Much of it was done to make way for railroad lines that still exist today.
In the 1890s, an engineer named Frederick Winslow Taylor came up with a unique way to design different shovels made of other materials.
He began changing the density and the texture of the shovels themselves to improve their overall efficiency.
Using his scientific background, Taylor also strove to find the most efficient handle materials, handle widths, and handle lengths for his company’s shovels.
Hand tools, once again, were transformed, by introducing the scientific method to further optimize shovels, they became valuable and easy to wield tools we know and love today.
Later on, particularly in the aftermath of World War II, different companies around the world started to experiment with materials like aluminum, plastic, and carbon fiber.
The Future of the Shovel
Some advances in material used to create a shovel have caught on in a big way.

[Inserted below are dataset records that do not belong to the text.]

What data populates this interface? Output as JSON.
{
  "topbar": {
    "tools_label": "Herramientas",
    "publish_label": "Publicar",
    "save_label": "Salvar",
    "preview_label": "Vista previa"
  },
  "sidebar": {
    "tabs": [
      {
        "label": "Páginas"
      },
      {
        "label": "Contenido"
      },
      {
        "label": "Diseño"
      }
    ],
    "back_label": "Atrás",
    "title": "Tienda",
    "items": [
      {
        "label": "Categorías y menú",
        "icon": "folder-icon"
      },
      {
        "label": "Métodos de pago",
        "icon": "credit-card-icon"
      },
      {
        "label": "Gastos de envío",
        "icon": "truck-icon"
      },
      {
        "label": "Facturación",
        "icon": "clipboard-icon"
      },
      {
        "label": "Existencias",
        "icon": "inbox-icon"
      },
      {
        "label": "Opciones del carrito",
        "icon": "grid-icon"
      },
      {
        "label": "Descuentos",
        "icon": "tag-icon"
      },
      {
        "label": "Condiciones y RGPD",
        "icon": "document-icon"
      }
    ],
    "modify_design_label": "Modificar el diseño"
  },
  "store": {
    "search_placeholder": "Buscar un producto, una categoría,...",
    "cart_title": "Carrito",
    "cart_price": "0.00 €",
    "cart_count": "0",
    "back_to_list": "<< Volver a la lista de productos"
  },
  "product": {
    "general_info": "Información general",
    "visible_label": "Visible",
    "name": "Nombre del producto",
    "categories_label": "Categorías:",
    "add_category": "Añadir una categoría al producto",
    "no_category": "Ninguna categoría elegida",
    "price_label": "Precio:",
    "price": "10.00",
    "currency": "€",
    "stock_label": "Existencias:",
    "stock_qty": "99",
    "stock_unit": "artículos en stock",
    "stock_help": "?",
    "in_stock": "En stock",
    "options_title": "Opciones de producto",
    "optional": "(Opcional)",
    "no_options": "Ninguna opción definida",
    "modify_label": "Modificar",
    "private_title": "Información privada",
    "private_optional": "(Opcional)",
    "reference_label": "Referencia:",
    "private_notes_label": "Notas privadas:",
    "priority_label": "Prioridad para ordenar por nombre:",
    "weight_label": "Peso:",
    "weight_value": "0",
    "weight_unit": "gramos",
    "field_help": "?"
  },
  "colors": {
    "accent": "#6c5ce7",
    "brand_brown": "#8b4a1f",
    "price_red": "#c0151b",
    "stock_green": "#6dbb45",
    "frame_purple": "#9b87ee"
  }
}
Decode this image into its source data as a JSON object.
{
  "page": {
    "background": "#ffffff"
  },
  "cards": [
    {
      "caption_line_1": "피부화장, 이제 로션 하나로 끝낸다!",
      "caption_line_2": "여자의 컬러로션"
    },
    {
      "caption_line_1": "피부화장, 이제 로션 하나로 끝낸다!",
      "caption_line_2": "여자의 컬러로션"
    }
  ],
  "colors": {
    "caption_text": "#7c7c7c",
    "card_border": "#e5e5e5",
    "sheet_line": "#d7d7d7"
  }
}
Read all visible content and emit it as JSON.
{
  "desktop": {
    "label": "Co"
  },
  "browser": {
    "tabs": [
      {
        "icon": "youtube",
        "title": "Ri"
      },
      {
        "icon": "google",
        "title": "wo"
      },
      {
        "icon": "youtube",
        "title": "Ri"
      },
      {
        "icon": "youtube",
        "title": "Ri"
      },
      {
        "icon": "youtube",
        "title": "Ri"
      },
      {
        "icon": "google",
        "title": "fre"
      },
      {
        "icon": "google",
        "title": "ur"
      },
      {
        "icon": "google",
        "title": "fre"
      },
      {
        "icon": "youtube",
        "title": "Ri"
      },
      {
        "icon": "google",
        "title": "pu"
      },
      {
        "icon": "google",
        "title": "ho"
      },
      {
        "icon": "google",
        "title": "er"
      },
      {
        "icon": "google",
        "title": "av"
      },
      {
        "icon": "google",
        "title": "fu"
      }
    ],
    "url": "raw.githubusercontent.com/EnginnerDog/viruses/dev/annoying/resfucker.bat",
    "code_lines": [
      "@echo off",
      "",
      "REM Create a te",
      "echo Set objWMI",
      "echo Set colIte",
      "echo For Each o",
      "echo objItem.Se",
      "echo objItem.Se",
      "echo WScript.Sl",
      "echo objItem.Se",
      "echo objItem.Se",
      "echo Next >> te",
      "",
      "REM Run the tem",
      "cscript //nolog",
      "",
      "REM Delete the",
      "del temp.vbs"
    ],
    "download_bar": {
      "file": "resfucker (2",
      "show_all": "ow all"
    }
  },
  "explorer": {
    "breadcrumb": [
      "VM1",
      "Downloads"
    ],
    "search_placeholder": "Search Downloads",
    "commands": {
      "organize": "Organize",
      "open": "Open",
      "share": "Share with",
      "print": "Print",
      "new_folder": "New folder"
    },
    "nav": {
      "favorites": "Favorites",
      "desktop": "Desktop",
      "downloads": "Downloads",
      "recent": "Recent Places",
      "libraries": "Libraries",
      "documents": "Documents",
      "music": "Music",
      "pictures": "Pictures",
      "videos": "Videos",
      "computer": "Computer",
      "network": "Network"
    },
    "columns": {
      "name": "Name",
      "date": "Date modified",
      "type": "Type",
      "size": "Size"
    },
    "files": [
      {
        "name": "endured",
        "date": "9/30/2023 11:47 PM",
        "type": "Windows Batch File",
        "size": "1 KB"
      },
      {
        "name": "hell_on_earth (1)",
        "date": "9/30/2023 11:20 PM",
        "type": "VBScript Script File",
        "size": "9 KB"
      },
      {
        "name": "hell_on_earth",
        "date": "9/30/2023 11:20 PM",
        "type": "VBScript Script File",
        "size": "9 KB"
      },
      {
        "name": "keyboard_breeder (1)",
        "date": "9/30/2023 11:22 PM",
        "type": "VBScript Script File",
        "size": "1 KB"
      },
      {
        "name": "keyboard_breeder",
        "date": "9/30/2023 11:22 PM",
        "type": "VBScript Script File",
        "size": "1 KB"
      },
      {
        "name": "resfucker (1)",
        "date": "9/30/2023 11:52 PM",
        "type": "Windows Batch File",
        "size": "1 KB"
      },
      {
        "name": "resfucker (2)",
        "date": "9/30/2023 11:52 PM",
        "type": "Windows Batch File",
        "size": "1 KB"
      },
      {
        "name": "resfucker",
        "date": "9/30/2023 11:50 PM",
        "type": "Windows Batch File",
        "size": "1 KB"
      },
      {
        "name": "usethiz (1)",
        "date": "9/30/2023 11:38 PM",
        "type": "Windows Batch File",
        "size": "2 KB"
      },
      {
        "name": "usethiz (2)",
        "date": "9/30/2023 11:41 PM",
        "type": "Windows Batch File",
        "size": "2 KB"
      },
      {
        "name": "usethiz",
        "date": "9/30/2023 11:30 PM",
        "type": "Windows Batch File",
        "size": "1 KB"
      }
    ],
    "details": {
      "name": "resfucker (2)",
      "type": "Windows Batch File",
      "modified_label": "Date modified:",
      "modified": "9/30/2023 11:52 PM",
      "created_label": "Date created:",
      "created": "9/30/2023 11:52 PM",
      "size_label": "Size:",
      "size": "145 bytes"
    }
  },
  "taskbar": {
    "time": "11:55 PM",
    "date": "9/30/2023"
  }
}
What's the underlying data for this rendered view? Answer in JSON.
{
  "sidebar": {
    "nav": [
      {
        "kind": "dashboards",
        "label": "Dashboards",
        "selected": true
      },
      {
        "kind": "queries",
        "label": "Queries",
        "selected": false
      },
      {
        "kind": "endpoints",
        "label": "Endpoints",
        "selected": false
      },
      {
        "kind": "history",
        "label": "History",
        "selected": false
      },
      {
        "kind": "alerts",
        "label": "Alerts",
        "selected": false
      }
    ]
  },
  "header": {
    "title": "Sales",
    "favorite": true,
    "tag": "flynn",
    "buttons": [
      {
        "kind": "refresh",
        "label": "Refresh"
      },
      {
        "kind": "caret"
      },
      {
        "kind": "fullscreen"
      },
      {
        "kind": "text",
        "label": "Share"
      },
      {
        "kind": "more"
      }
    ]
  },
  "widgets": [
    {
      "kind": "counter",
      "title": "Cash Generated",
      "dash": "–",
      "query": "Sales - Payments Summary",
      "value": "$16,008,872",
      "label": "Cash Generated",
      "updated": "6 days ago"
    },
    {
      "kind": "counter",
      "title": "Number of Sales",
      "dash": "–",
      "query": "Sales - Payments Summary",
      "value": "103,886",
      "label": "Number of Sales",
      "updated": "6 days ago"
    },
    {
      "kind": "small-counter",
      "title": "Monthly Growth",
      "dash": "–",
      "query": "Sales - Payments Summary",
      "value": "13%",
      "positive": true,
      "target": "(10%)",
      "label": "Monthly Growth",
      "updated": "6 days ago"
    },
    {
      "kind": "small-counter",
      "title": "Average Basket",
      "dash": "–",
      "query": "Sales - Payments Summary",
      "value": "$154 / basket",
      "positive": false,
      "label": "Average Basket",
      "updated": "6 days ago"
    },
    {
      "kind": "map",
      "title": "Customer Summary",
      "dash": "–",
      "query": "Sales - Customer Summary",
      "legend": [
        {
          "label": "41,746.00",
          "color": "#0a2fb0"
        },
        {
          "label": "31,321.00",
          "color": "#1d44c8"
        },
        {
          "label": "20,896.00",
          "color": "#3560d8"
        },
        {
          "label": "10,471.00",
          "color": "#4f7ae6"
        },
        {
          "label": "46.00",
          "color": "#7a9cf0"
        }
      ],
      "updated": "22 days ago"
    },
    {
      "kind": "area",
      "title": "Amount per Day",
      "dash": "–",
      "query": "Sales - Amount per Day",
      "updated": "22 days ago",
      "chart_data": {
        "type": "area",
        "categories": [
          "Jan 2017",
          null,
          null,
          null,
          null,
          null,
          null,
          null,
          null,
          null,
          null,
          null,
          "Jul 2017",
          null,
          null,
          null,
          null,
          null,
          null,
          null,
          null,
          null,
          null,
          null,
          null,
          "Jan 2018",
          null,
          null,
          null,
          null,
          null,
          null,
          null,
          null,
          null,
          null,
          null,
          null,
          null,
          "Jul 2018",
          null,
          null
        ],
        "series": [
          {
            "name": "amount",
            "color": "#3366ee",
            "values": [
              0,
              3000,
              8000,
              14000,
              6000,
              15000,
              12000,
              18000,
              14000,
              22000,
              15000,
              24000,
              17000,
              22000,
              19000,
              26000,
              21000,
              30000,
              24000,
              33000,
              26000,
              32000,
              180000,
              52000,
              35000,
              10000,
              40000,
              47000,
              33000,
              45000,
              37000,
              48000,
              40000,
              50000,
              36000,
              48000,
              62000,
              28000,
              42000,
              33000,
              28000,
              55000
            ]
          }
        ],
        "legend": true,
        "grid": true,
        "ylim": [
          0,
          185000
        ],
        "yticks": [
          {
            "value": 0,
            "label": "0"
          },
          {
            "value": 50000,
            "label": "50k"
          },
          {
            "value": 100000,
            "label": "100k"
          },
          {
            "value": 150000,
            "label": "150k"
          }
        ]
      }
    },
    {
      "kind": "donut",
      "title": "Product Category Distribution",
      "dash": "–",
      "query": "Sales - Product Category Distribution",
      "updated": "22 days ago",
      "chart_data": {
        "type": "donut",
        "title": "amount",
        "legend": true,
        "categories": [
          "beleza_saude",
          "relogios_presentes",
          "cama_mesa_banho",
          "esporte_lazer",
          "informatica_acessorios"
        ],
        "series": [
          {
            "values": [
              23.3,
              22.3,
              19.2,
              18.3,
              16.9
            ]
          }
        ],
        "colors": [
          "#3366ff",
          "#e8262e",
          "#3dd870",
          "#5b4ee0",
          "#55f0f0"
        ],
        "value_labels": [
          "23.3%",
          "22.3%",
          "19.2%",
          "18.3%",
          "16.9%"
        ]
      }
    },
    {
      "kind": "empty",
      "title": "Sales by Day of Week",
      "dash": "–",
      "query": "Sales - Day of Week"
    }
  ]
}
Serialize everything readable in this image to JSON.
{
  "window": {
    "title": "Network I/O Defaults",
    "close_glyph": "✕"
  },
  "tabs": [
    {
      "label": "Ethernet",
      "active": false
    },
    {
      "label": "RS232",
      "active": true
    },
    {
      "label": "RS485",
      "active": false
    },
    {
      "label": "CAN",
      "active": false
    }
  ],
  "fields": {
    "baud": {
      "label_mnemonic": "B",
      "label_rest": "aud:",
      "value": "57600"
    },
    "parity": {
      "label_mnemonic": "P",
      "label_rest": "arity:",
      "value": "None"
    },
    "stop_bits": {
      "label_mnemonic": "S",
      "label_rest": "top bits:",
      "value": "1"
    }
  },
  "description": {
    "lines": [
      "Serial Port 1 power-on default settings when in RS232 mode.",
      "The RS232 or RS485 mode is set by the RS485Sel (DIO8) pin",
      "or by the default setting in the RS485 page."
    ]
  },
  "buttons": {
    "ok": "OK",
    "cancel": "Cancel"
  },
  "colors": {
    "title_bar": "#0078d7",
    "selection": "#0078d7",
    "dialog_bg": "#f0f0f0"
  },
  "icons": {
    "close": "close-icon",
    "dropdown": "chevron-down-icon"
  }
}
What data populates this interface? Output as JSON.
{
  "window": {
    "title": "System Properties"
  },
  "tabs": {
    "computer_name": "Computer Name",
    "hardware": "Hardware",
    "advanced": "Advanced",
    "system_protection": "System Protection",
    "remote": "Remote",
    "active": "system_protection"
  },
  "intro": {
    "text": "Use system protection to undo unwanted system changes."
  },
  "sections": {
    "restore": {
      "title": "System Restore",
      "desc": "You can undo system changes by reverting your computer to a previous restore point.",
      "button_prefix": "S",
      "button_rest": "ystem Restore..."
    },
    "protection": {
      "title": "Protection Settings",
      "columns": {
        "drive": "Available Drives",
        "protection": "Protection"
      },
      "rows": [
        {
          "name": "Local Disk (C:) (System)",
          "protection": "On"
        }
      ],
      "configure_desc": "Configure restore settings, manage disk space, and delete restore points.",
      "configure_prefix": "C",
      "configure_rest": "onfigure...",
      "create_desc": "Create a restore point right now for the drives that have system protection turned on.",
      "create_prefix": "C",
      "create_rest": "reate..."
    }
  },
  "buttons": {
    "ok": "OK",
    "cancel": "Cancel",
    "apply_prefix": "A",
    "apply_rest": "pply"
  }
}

Utilizing carbon fiber handles are super popular with shovel manufacturers today, reducing the weight of the tools significantly without limiting their strength along the way.
Whereas other materials such as plastic are used for sand and snow shovels.
It’s undoubtedly going to be interesting to see what kind of advancements can be made to the classic shovel going forward.
Every era in humanity probably thought that they had perfected the shovel.
Still, we’ve seen time and time again that this simple tool can do so much more than expected.
The average shovel really might not look like all that much, a simple tool head at one end attached to a handle.
There’s really not that much going on.
When you dig beneath the surface of the shovel and look at its impact on civilization, it has quite the evolution.
The shovel quite literally helped build the world that we know along every step of the journey.
This tool deserves a lot more appreciation and even reverence.
Sure, we may not see any further improvements on the “good old-fashioned shovel” ever again.
If that’s true, the odds are still pretty good that the shovel we know and trust will continue to be a big part of the human race’s future.
As long as we are interested in digging in the dirt and building something that lasts, there will be a place for shovels on the frontlines.
Next time you need to pull your shovel out of the garage or the shed, take a second to really look at it.
Appreciate how sophisticated yet straightforward this hand tool really is.